(MATERIAL PROVIDED)
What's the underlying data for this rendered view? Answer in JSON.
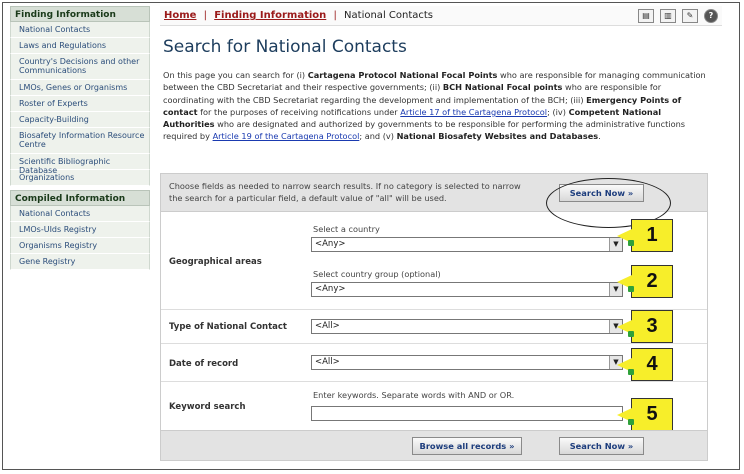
{
  "sidebar": {
    "section1_title": "Finding Information",
    "section1_items": [
      "National Contacts",
      "Laws and Regulations",
      "Country's Decisions and other Communications",
      "LMOs, Genes or Organisms",
      "Roster of Experts",
      "Capacity-Building",
      "Biosafety Information Resource Centre",
      "Scientific Bibliographic Database",
      "Organizations"
    ],
    "section2_title": "Compiled Information",
    "section2_items": [
      "National Contacts",
      "LMOs-UIds Registry",
      "Organisms Registry",
      "Gene Registry"
    ]
  },
  "breadcrumb": {
    "home": "Home",
    "separator": "|",
    "finding": "Finding Information",
    "current": "National Contacts"
  },
  "toolbar_icons": [
    "print-icon",
    "search-doc-icon",
    "tools-icon",
    "help-icon"
  ],
  "page_title": "Search for National Contacts",
  "intro": {
    "p1": "On this page you can search for (i) ",
    "b1": "Cartagena Protocol National Focal Points",
    "p2": " who are responsible for managing communication between the CBD Secretariat and their respective governments; (ii) ",
    "b2": "BCH National Focal points",
    "p3": " who are responsible for coordinating with the CBD Secretariat regarding the development and implementation of the BCH; (iii) ",
    "b3": "Emergency Points of contact",
    "p4": " for the purposes of receiving notifications under ",
    "link1": "Article 17 of the Cartagena Protocol",
    "p5": "; (iv) ",
    "b4": "Competent National Authorities",
    "p6": " who are designated and authorized by governments to be responsible for performing the administrative functions required by ",
    "link2": "Article 19 of the Cartagena Protocol",
    "p7": "; and (v) ",
    "b5": "National Biosafety Websites and Databases",
    "p8": "."
  },
  "form": {
    "help_text": "Choose fields as needed to narrow search results. If no category is selected to narrow the search for a particular field, a default value of \"all\" will be used.",
    "search_now_label": "Search Now »",
    "geo_label": "Geographical areas",
    "country_label": "Select a country",
    "country_value": "<Any>",
    "group_label": "Select country group (optional)",
    "group_value": "<Any>",
    "type_label": "Type of National Contact",
    "type_value": "<All>",
    "date_label": "Date of record",
    "date_value": "<All>",
    "keyword_label": "Keyword search",
    "keyword_hint": "Enter keywords. Separate words with AND or OR.",
    "keyword_value": "",
    "browse_label": "Browse all records »",
    "search_bottom_label": "Search Now »"
  },
  "callouts": [
    "1",
    "2",
    "3",
    "4",
    "5"
  ],
  "colors": {
    "callout_fill": "#f7ee2a",
    "title_blue": "#1d3d5d",
    "crumb_red": "#9a1a1a",
    "link_blue": "#1a3ab0"
  }
}
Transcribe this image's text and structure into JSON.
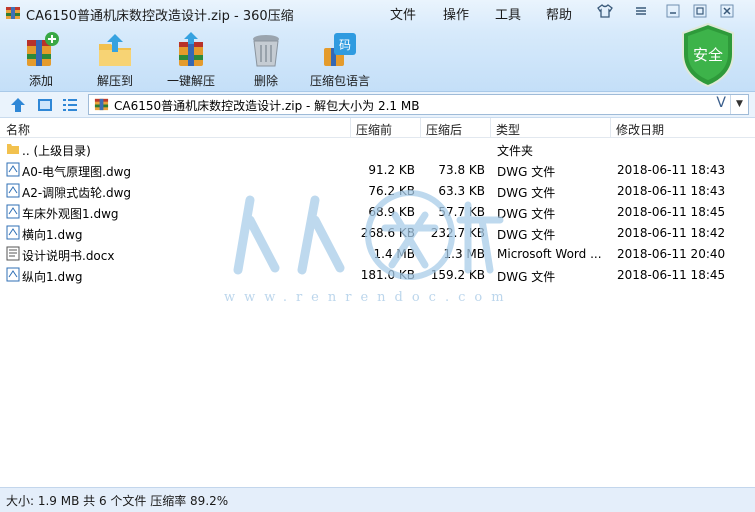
{
  "window": {
    "title": "CA6150普通机床数控改造设计.zip - 360压缩",
    "menu": [
      "文件",
      "操作",
      "工具",
      "帮助"
    ]
  },
  "toolbar": {
    "items": [
      {
        "label": "添加",
        "icon": "add-archive-icon"
      },
      {
        "label": "解压到",
        "icon": "extract-to-icon"
      },
      {
        "label": "一键解压",
        "icon": "one-click-extract-icon"
      },
      {
        "label": "删除",
        "icon": "delete-trash-icon"
      },
      {
        "label": "压缩包语言",
        "icon": "archive-language-icon"
      }
    ],
    "security_badge": "安全"
  },
  "address": {
    "path": "CA6150普通机床数控改造设计.zip - 解包大小为 2.1 MB",
    "vv": "V"
  },
  "columns": [
    "名称",
    "压缩前",
    "压缩后",
    "类型",
    "修改日期"
  ],
  "files": [
    {
      "name": ".. (上级目录)",
      "size": "",
      "packed": "",
      "type": "文件夹",
      "date": "",
      "icon": "folder-icon"
    },
    {
      "name": "A0-电气原理图.dwg",
      "size": "91.2 KB",
      "packed": "73.8 KB",
      "type": "DWG 文件",
      "date": "2018-06-11 18:43",
      "icon": "dwg-file-icon"
    },
    {
      "name": "A2-调隙式齿轮.dwg",
      "size": "76.2 KB",
      "packed": "63.3 KB",
      "type": "DWG 文件",
      "date": "2018-06-11 18:43",
      "icon": "dwg-file-icon"
    },
    {
      "name": "车床外观图1.dwg",
      "size": "68.9 KB",
      "packed": "57.7 KB",
      "type": "DWG 文件",
      "date": "2018-06-11 18:45",
      "icon": "dwg-file-icon"
    },
    {
      "name": "横向1.dwg",
      "size": "268.6 KB",
      "packed": "232.7 KB",
      "type": "DWG 文件",
      "date": "2018-06-11 18:42",
      "icon": "dwg-file-icon"
    },
    {
      "name": "设计说明书.docx",
      "size": "1.4 MB",
      "packed": "1.3 MB",
      "type": "Microsoft Word ...",
      "date": "2018-06-11 20:40",
      "icon": "docx-file-icon"
    },
    {
      "name": "纵向1.dwg",
      "size": "181.0 KB",
      "packed": "159.2 KB",
      "type": "DWG 文件",
      "date": "2018-06-11 18:45",
      "icon": "dwg-file-icon"
    }
  ],
  "watermark": {
    "text": "www.renrendoc.com"
  },
  "status": "大小: 1.9 MB 共 6 个文件 压缩率 89.2%"
}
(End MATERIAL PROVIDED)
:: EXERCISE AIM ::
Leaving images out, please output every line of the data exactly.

:: OUTPUT OF THE TASK ::
What's the underlying data for this rendered view? Answer in JSON.
{
  "sidebar": {
    "section1_title": "Finding Information",
    "section1_items": [
      "National Contacts",
      "Laws and Regulations",
      "Country's Decisions and other Communications",
      "LMOs, Genes or Organisms",
      "Roster of Experts",
      "Capacity-Building",
      "Biosafety Information Resource Centre",
      "Scientific Bibliographic Database",
      "Organizations"
    ],
    "section2_title": "Compiled Information",
    "section2_items": [
      "National Contacts",
      "LMOs-UIds Registry",
      "Organisms Registry",
      "Gene Registry"
    ]
  },
  "breadcrumb": {
    "home": "Home",
    "separator": "|",
    "finding": "Finding Information",
    "current": "National Contacts"
  },
  "toolbar_icons": [
    "print-icon",
    "search-doc-icon",
    "tools-icon",
    "help-icon"
  ],
  "page_title": "Search for National Contacts",
  "intro": {
    "p1": "On this page you can search for (i) ",
    "b1": "Cartagena Protocol National Focal Points",
    "p2": " who are responsible for managing communication between the CBD Secretariat and their respective governments; (ii) ",
    "b2": "BCH National Focal points",
    "p3": " who are responsible for coordinating with the CBD Secretariat regarding the development and implementation of the BCH; (iii) ",
    "b3": "Emergency Points of contact",
    "p4": " for the purposes of receiving notifications under ",
    "link1": "Article 17 of the Cartagena Protocol",
    "p5": "; (iv) ",
    "b4": "Competent National Authorities",
    "p6": " who are designated and authorized by governments to be responsible for performing the administrative functions required by ",
    "link2": "Article 19 of the Cartagena Protocol",
    "p7": "; and (v) ",
    "b5": "National Biosafety Websites and Databases",
    "p8": "."
  },
  "form": {
    "help_text": "Choose fields as needed to narrow search results. If no category is selected to narrow the search for a particular field, a default value of \"all\" will be used.",
    "search_now_label": "Search Now »",
    "geo_label": "Geographical areas",
    "country_label": "Select a country",
    "country_value": "<Any>",
    "group_label": "Select country group (optional)",
    "group_value": "<Any>",
    "type_label": "Type of National Contact",
    "type_value": "<All>",
    "date_label": "Date of record",
    "date_value": "<All>",
    "keyword_label": "Keyword search",
    "keyword_hint": "Enter keywords. Separate words with AND or OR.",
    "keyword_value": "",
    "browse_label": "Browse all records »",
    "search_bottom_label": "Search Now »"
  },
  "callouts": [
    "1",
    "2",
    "3",
    "4",
    "5"
  ],
  "colors": {
    "callout_fill": "#f7ee2a",
    "title_blue": "#1d3d5d",
    "crumb_red": "#9a1a1a",
    "link_blue": "#1a3ab0"
  }
}
Transcribe this image's text and structure into JSON.
{
  "window": {
    "title": "CA6150普通机床数控改造设计.zip - 360压缩",
    "menu": [
      "文件",
      "操作",
      "工具",
      "帮助"
    ]
  },
  "toolbar": {
    "items": [
      {
        "label": "添加",
        "icon": "add-archive-icon"
      },
      {
        "label": "解压到",
        "icon": "extract-to-icon"
      },
      {
        "label": "一键解压",
        "icon": "one-click-extract-icon"
      },
      {
        "label": "删除",
        "icon": "delete-trash-icon"
      },
      {
        "label": "压缩包语言",
        "icon": "archive-language-icon"
      }
    ],
    "security_badge": "安全"
  },
  "address": {
    "path": "CA6150普通机床数控改造设计.zip - 解包大小为 2.1 MB",
    "vv": "V"
  },
  "columns": [
    "名称",
    "压缩前",
    "压缩后",
    "类型",
    "修改日期"
  ],
  "files": [
    {
      "name": ".. (上级目录)",
      "size": "",
      "packed": "",
      "type": "文件夹",
      "date": "",
      "icon": "folder-icon"
    },
    {
      "name": "A0-电气原理图.dwg",
      "size": "91.2 KB",
      "packed": "73.8 KB",
      "type": "DWG 文件",
      "date": "2018-06-11 18:43",
      "icon": "dwg-file-icon"
    },
    {
      "name": "A2-调隙式齿轮.dwg",
      "size": "76.2 KB",
      "packed": "63.3 KB",
      "type": "DWG 文件",
      "date": "2018-06-11 18:43",
      "icon": "dwg-file-icon"
    },
    {
      "name": "车床外观图1.dwg",
      "size": "68.9 KB",
      "packed": "57.7 KB",
      "type": "DWG 文件",
      "date": "2018-06-11 18:45",
      "icon": "dwg-file-icon"
    },
    {
      "name": "横向1.dwg",
      "size": "268.6 KB",
      "packed": "232.7 KB",
      "type": "DWG 文件",
      "date": "2018-06-11 18:42",
      "icon": "dwg-file-icon"
    },
    {
      "name": "设计说明书.docx",
      "size": "1.4 MB",
      "packed": "1.3 MB",
      "type": "Microsoft Word ...",
      "date": "2018-06-11 20:40",
      "icon": "docx-file-icon"
    },
    {
      "name": "纵向1.dwg",
      "size": "181.0 KB",
      "packed": "159.2 KB",
      "type": "DWG 文件",
      "date": "2018-06-11 18:45",
      "icon": "dwg-file-icon"
    }
  ],
  "watermark": {
    "text": "www.renrendoc.com"
  },
  "status": "大小: 1.9 MB 共 6 个文件 压缩率 89.2%"
}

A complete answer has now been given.